* _WHAT YOU SHOULD DO_: As you write out the lines from the one containing "What's the underlying" through the last line of the records, keep them exact and leave out pictures.

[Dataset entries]
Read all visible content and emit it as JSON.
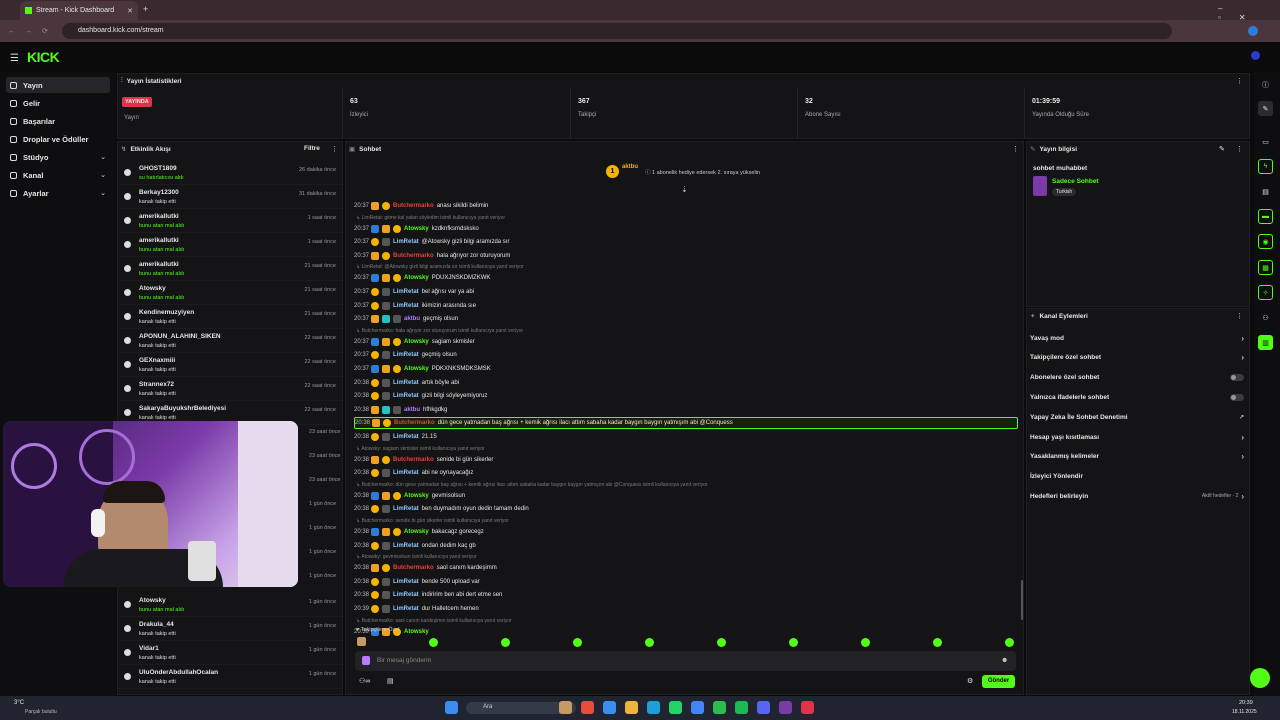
{
  "browser": {
    "tab_title": "Stream - Kick Dashboard",
    "url": "dashboard.kick.com/stream"
  },
  "nav": {
    "logo": "KICK",
    "items": [
      {
        "label": "Yayın"
      },
      {
        "label": "Gelir"
      },
      {
        "label": "Başarılar"
      },
      {
        "label": "Droplar ve Ödüller"
      },
      {
        "label": "Stüdyo"
      },
      {
        "label": "Kanal"
      },
      {
        "label": "Ayarlar"
      }
    ]
  },
  "stats": {
    "title": "Yayın İstatistikleri",
    "live_badge": "YAYINDA",
    "live_label": "Yayın",
    "viewers": "63",
    "viewers_label": "İzleyici",
    "followers": "367",
    "followers_label": "Takipçi",
    "subs": "32",
    "subs_label": "Abone Sayısı",
    "duration": "01:39:59",
    "duration_label": "Yayında Olduğu Süre"
  },
  "activity": {
    "title": "Etkinlik Akışı",
    "filter": "Filtre",
    "events": [
      {
        "name": "GHOST1809",
        "action": "su hatırlatıcısı aldı",
        "time": "26 dakika önce",
        "green": true
      },
      {
        "name": "Berkay12300",
        "action": "kanalı takip etti",
        "time": "31 dakika önce",
        "green": false
      },
      {
        "name": "amerikallutki",
        "action": "bunu atan mal aldı",
        "time": "1 saat önce",
        "green": true
      },
      {
        "name": "amerikallutki",
        "action": "bunu atan mal aldı",
        "time": "1 saat önce",
        "green": true
      },
      {
        "name": "amerikallutki",
        "action": "bunu atan mal aldı",
        "time": "21 saat önce",
        "green": true
      },
      {
        "name": "Atowsky",
        "action": "bunu atan mal aldı",
        "time": "21 saat önce",
        "green": true
      },
      {
        "name": "Kendinemuzyiyen",
        "action": "kanalı takip etti",
        "time": "21 saat önce",
        "green": false
      },
      {
        "name": "APONUN_ALAHINI_SIKEN",
        "action": "kanalı takip etti",
        "time": "22 saat önce",
        "green": false
      },
      {
        "name": "GEXnaxmiii",
        "action": "kanalı takip etti",
        "time": "22 saat önce",
        "green": false
      },
      {
        "name": "Strannex72",
        "action": "kanalı takip etti",
        "time": "22 saat önce",
        "green": false
      },
      {
        "name": "SakaryaBuyukshrBelediyesi",
        "action": "kanalı takip etti",
        "time": "22 saat önce",
        "green": false
      }
    ],
    "hidden_times": [
      "23 saat önce",
      "23 saat önce",
      "23 saat önce",
      "1 gün önce",
      "1 gün önce",
      "1 gün önce",
      "1 gün önce"
    ],
    "events_bottom": [
      {
        "name": "Atowsky",
        "action": "bunu atan mal aldı",
        "time": "1 gün önce",
        "green": true
      },
      {
        "name": "Drakula_44",
        "action": "kanalı takip etti",
        "time": "1 gün önce",
        "green": false
      },
      {
        "name": "Vidar1",
        "action": "kanalı takip etti",
        "time": "1 gün önce",
        "green": false
      },
      {
        "name": "UluOnderAbdullahOcalan",
        "action": "kanalı takip etti",
        "time": "1 gün önce",
        "green": false
      }
    ]
  },
  "chat": {
    "title": "Sohbet",
    "pinned_user": "aktbu",
    "pinned_text": "1 abonelik hediye edersek 2. sıraya yükselin",
    "messages": [
      {
        "t": "20:37",
        "u": "Butchermarko",
        "c": "#e0443a",
        "m": "anası sikildi belimin",
        "reply": ""
      },
      {
        "t": "20:37",
        "u": "Atowsky",
        "c": "#53fc18",
        "m": "kzdknfksmdsksko",
        "reply": "LimRetat: gitme kal yalan söyledim isimli kullanıcıya yanıt veriyor"
      },
      {
        "t": "20:37",
        "u": "LimRetat",
        "c": "#8ec8ff",
        "m": "@Atowsky gizli bilgi aramızda sır",
        "reply": ""
      },
      {
        "t": "20:37",
        "u": "Butchermarko",
        "c": "#e0443a",
        "m": "hala ağrıyor zor oturuyorum",
        "reply": ""
      },
      {
        "t": "20:37",
        "u": "Atowsky",
        "c": "#53fc18",
        "m": "PDUXJNSKDMZKWK",
        "reply": "LimRetat: @Atowsky gizli bilgi aramızda sır isimli kullanıcıya yanıt veriyor"
      },
      {
        "t": "20:37",
        "u": "LimRetat",
        "c": "#8ec8ff",
        "m": "bel ağrısı var ya abi",
        "reply": ""
      },
      {
        "t": "20:37",
        "u": "LimRetat",
        "c": "#8ec8ff",
        "m": "ikimizin arasında sıe",
        "reply": ""
      },
      {
        "t": "20:37",
        "u": "aktbu",
        "c": "#b77bff",
        "m": "geçmiş olsun",
        "reply": ""
      },
      {
        "t": "20:37",
        "u": "Atowsky",
        "c": "#53fc18",
        "m": "sagiam skmisler",
        "reply": "Butchermarko: hala ağrıyor zor oturuyorum isimli kullanıcıya yanıt veriyor"
      },
      {
        "t": "20:37",
        "u": "LimRetat",
        "c": "#8ec8ff",
        "m": "geçmiş olsun",
        "reply": ""
      },
      {
        "t": "20:37",
        "u": "Atowsky",
        "c": "#53fc18",
        "m": "PDKXNKSMDKSMSK",
        "reply": ""
      },
      {
        "t": "20:38",
        "u": "LimRetat",
        "c": "#8ec8ff",
        "m": "artık böyle abi",
        "reply": ""
      },
      {
        "t": "20:38",
        "u": "LimRetat",
        "c": "#8ec8ff",
        "m": "gizli bilgi söyleyemiyoruz",
        "reply": ""
      },
      {
        "t": "20:38",
        "u": "aktbu",
        "c": "#b77bff",
        "m": "hfhkgdkg",
        "reply": ""
      },
      {
        "t": "20:38",
        "u": "Butchermarko",
        "c": "#e0443a",
        "m": "dün gece yatmadan baş ağrısı + kemik ağrısı ilacı attım sabaha kadar baygın baygın yatmışım abi @Conquess",
        "reply": ""
      },
      {
        "t": "20:38",
        "u": "LimRetat",
        "c": "#8ec8ff",
        "m": "21.15",
        "reply": ""
      },
      {
        "t": "20:38",
        "u": "Butchermarko",
        "c": "#e0443a",
        "m": "senide bi gün sikerler",
        "reply": "Atowsky: sagiam skmisler isimli kullanıcıya yanıt veriyor"
      },
      {
        "t": "20:38",
        "u": "LimRetat",
        "c": "#8ec8ff",
        "m": "abi ne oynayacağız",
        "reply": ""
      },
      {
        "t": "20:38",
        "u": "Atowsky",
        "c": "#53fc18",
        "m": "gevmisolsun",
        "reply": "Butchermarko: dün gece yatmadan baş ağrısı + kemik ağrısı ilacı attım sabaha kadar baygın baygın yatmışım abi @Conquess isimli kullanıcıya yanıt veriyor"
      },
      {
        "t": "20:38",
        "u": "LimRetat",
        "c": "#8ec8ff",
        "m": "ben duymadım oyun dedin tamam dedin",
        "reply": ""
      },
      {
        "t": "20:38",
        "u": "Atowsky",
        "c": "#53fc18",
        "m": "bakacagz gorecegz",
        "reply": "Butchermarko: senide bi gün sikerler isimli kullanıcıya yanıt veriyor"
      },
      {
        "t": "20:38",
        "u": "LimRetat",
        "c": "#8ec8ff",
        "m": "ondan dedim kaç gb",
        "reply": ""
      },
      {
        "t": "20:38",
        "u": "Butchermarko",
        "c": "#e0443a",
        "m": "saol canım kardeşimm",
        "reply": "Atowsky: gevmisolsun isimli kullanıcıya yanıt veriyor"
      },
      {
        "t": "20:38",
        "u": "LimRetat",
        "c": "#8ec8ff",
        "m": "bende 500 upload var",
        "reply": ""
      },
      {
        "t": "20:38",
        "u": "LimRetat",
        "c": "#8ec8ff",
        "m": "indiririm ben abi dert etme sen",
        "reply": ""
      },
      {
        "t": "20:39",
        "u": "LimRetat",
        "c": "#8ec8ff",
        "m": "dur Halletcem hemen",
        "reply": ""
      },
      {
        "t": "20:39",
        "u": "Atowsky",
        "c": "#53fc18",
        "m": "",
        "reply": "Butchermarko: saol canım kardeşimm isimli kullanıcıya yanıt veriyor"
      }
    ],
    "mode": "Takipçilere Özel",
    "placeholder": "Bir mesaj gönderin",
    "send": "Gönder"
  },
  "stream_info": {
    "title": "Yayın bilgisi",
    "stream_title": "sohbet muhabbet",
    "category": "Sadece Sohbet",
    "tag": "Turkish"
  },
  "channel_actions": {
    "title": "Kanal Eylemleri",
    "items": [
      {
        "label": "Yavaş mod",
        "kind": "chev"
      },
      {
        "label": "Takipçilere özel sohbet",
        "kind": "chev"
      },
      {
        "label": "Abonelere özel sohbet",
        "kind": "toggle"
      },
      {
        "label": "Yalnızca ifadelerle sohbet",
        "kind": "toggle"
      },
      {
        "label": "Yapay Zeka İle Sohbet Denetimi",
        "kind": "ext"
      },
      {
        "label": "Hesap yaşı kısıtlaması",
        "kind": "chev"
      },
      {
        "label": "Yasaklanmış kelimeler",
        "kind": "chev"
      },
      {
        "label": "İzleyici Yönlendir",
        "kind": "none"
      },
      {
        "label": "Hedefleri belirleyin",
        "kind": "goal"
      }
    ],
    "goal_status": "Aktif hedefler · 2"
  },
  "taskbar": {
    "weather_temp": "3°C",
    "weather_text": "Parçalı bulutlu",
    "search": "Ara",
    "time": "20:39",
    "date": "18.11.2025"
  },
  "colors": {
    "accent": "#53fc18",
    "live": "#e0324b"
  }
}
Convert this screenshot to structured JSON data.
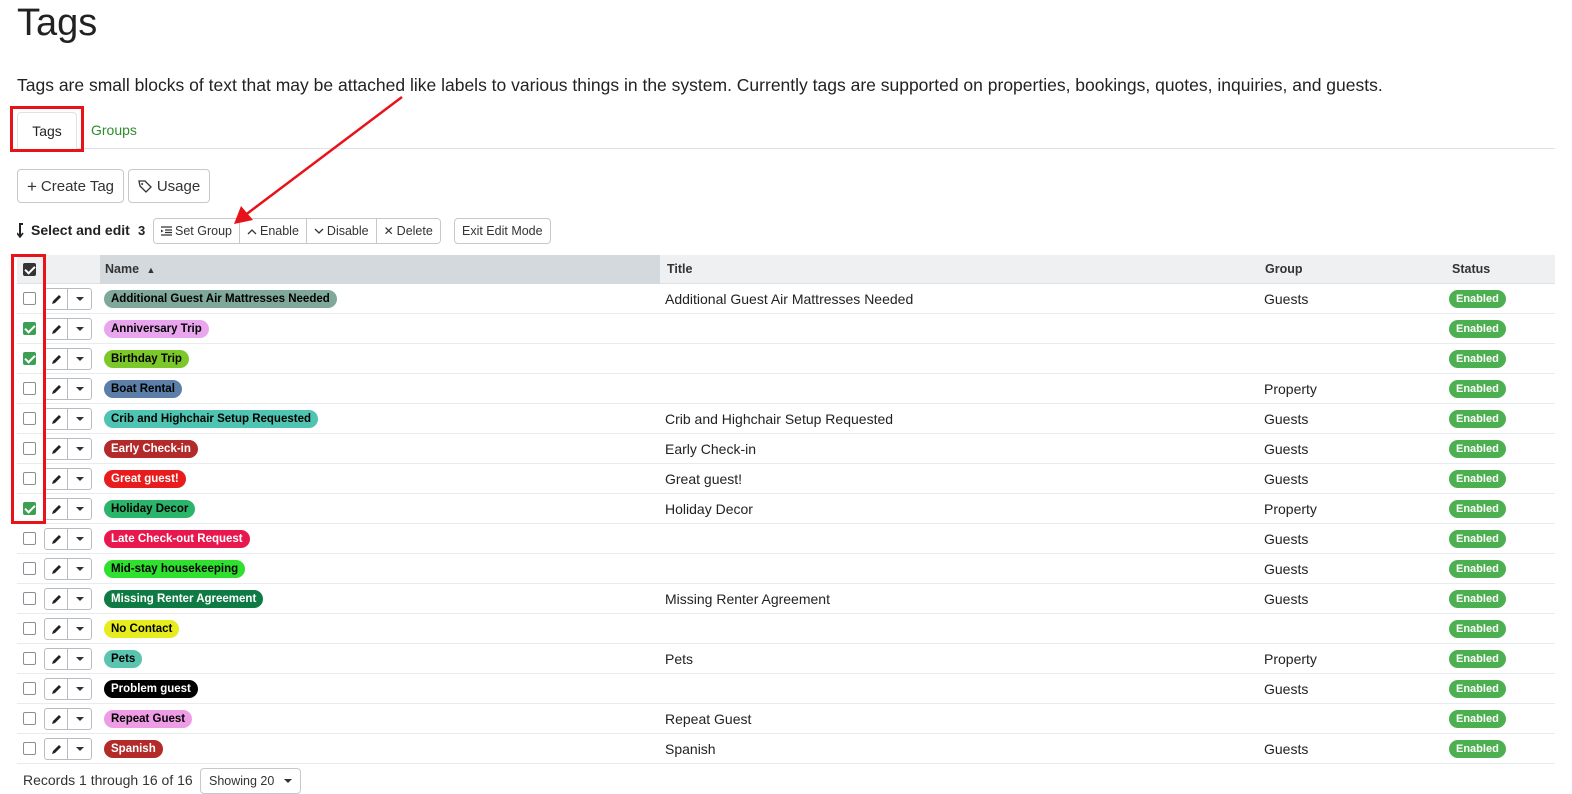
{
  "page": {
    "title": "Tags",
    "description": "Tags are small blocks of text that may be attached like labels to various things in the system. Currently tags are supported on properties, bookings, quotes, inquiries, and guests."
  },
  "tabs": [
    {
      "label": "Tags",
      "active": true
    },
    {
      "label": "Groups",
      "active": false
    }
  ],
  "toolbar": {
    "create_tag": "Create Tag",
    "usage": "Usage"
  },
  "edit_bar": {
    "select_label": "Select and edit",
    "selected_count": "3",
    "set_group": "Set Group",
    "enable": "Enable",
    "disable": "Disable",
    "delete": "Delete",
    "exit_edit_mode": "Exit Edit Mode"
  },
  "table": {
    "columns": {
      "name": "Name",
      "title": "Title",
      "group": "Group",
      "status": "Status"
    },
    "sort": {
      "column": "Name",
      "direction": "ascending"
    },
    "rows": [
      {
        "name": "Additional Guest Air Mattresses Needed",
        "title": "Additional Guest Air Mattresses Needed",
        "group": "Guests",
        "status": "Enabled",
        "checked": false,
        "tag_bg": "#7fa89a",
        "tag_fg": "#000000"
      },
      {
        "name": "Anniversary Trip",
        "title": "",
        "group": "",
        "status": "Enabled",
        "checked": true,
        "tag_bg": "#e9a6ee",
        "tag_fg": "#000000"
      },
      {
        "name": "Birthday Trip",
        "title": "",
        "group": "",
        "status": "Enabled",
        "checked": true,
        "tag_bg": "#7cc82a",
        "tag_fg": "#000000"
      },
      {
        "name": "Boat Rental",
        "title": "",
        "group": "Property",
        "status": "Enabled",
        "checked": false,
        "tag_bg": "#5b7fa8",
        "tag_fg": "#000000"
      },
      {
        "name": "Crib and Highchair Setup Requested",
        "title": "Crib and Highchair Setup Requested",
        "group": "Guests",
        "status": "Enabled",
        "checked": false,
        "tag_bg": "#4fc4b2",
        "tag_fg": "#000000"
      },
      {
        "name": "Early Check-in",
        "title": "Early Check-in",
        "group": "Guests",
        "status": "Enabled",
        "checked": false,
        "tag_bg": "#b22a2a",
        "tag_fg": "#ffffff"
      },
      {
        "name": "Great guest!",
        "title": "Great guest!",
        "group": "Guests",
        "status": "Enabled",
        "checked": false,
        "tag_bg": "#e81c1c",
        "tag_fg": "#ffffff"
      },
      {
        "name": "Holiday Decor",
        "title": "Holiday Decor",
        "group": "Property",
        "status": "Enabled",
        "checked": true,
        "tag_bg": "#2bb56a",
        "tag_fg": "#000000"
      },
      {
        "name": "Late Check-out Request",
        "title": "",
        "group": "Guests",
        "status": "Enabled",
        "checked": false,
        "tag_bg": "#e8184e",
        "tag_fg": "#ffffff"
      },
      {
        "name": "Mid-stay housekeeping",
        "title": "",
        "group": "Guests",
        "status": "Enabled",
        "checked": false,
        "tag_bg": "#2fe02f",
        "tag_fg": "#000000"
      },
      {
        "name": "Missing Renter Agreement",
        "title": "Missing Renter Agreement",
        "group": "Guests",
        "status": "Enabled",
        "checked": false,
        "tag_bg": "#0e7a44",
        "tag_fg": "#ffffff"
      },
      {
        "name": "No Contact",
        "title": "",
        "group": "",
        "status": "Enabled",
        "checked": false,
        "tag_bg": "#e6ec1e",
        "tag_fg": "#000000"
      },
      {
        "name": "Pets",
        "title": "Pets",
        "group": "Property",
        "status": "Enabled",
        "checked": false,
        "tag_bg": "#5bc4b0",
        "tag_fg": "#000000"
      },
      {
        "name": "Problem guest",
        "title": "",
        "group": "Guests",
        "status": "Enabled",
        "checked": false,
        "tag_bg": "#000000",
        "tag_fg": "#ffffff"
      },
      {
        "name": "Repeat Guest",
        "title": "Repeat Guest",
        "group": "",
        "status": "Enabled",
        "checked": false,
        "tag_bg": "#ee9ce6",
        "tag_fg": "#000000"
      },
      {
        "name": "Spanish",
        "title": "Spanish",
        "group": "Guests",
        "status": "Enabled",
        "checked": false,
        "tag_bg": "#b22a2a",
        "tag_fg": "#ffffff"
      }
    ]
  },
  "footer": {
    "records": "Records 1 through 16 of 16",
    "showing": "Showing 20"
  },
  "colors": {
    "link": "#2e8b2e",
    "status_enabled": "#4caf50",
    "highlight": "#e8121a",
    "checkbox_checked": "#3d9f53"
  },
  "icons": [
    "plus-icon",
    "tag-icon",
    "select-arrow-icon",
    "indent-icon",
    "chevron-up-icon",
    "chevron-down-icon",
    "x-icon",
    "sort-up-icon",
    "pencil-icon",
    "caret-down-icon"
  ]
}
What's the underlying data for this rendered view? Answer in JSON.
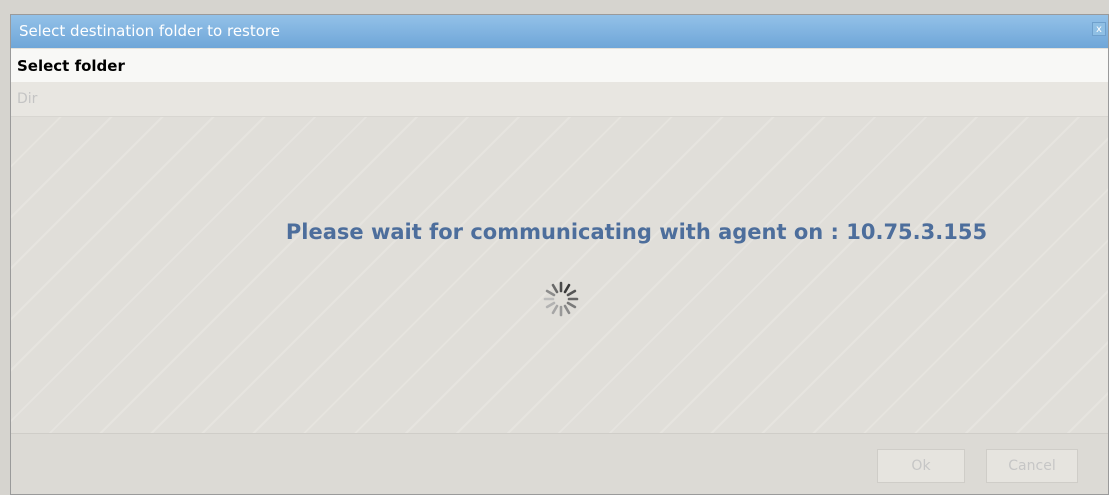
{
  "dialog": {
    "title": "Select destination folder to restore",
    "close_label": "x",
    "header": "Select folder",
    "column_label": "Dir",
    "wait_message": "Please wait for communicating with agent on : 10.75.3.155",
    "buttons": {
      "ok_label": "Ok",
      "cancel_label": "Cancel"
    }
  },
  "colors": {
    "title_bar": "#7fb3e0",
    "message_text": "#4d6e9c",
    "disabled_text": "#c6c6c6"
  },
  "icons": {
    "close": "close-icon",
    "loading": "loading-spinner-icon"
  }
}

* _SOLUTION_:
What's the underlying data for this rendered view? Answer in JSON.
{
  "dialog": {
    "title": "Select destination folder to restore",
    "close_label": "x",
    "header": "Select folder",
    "column_label": "Dir",
    "wait_message": "Please wait for communicating with agent on : 10.75.3.155",
    "buttons": {
      "ok_label": "Ok",
      "cancel_label": "Cancel"
    }
  },
  "colors": {
    "title_bar": "#7fb3e0",
    "message_text": "#4d6e9c",
    "disabled_text": "#c6c6c6"
  },
  "icons": {
    "close": "close-icon",
    "loading": "loading-spinner-icon"
  }
}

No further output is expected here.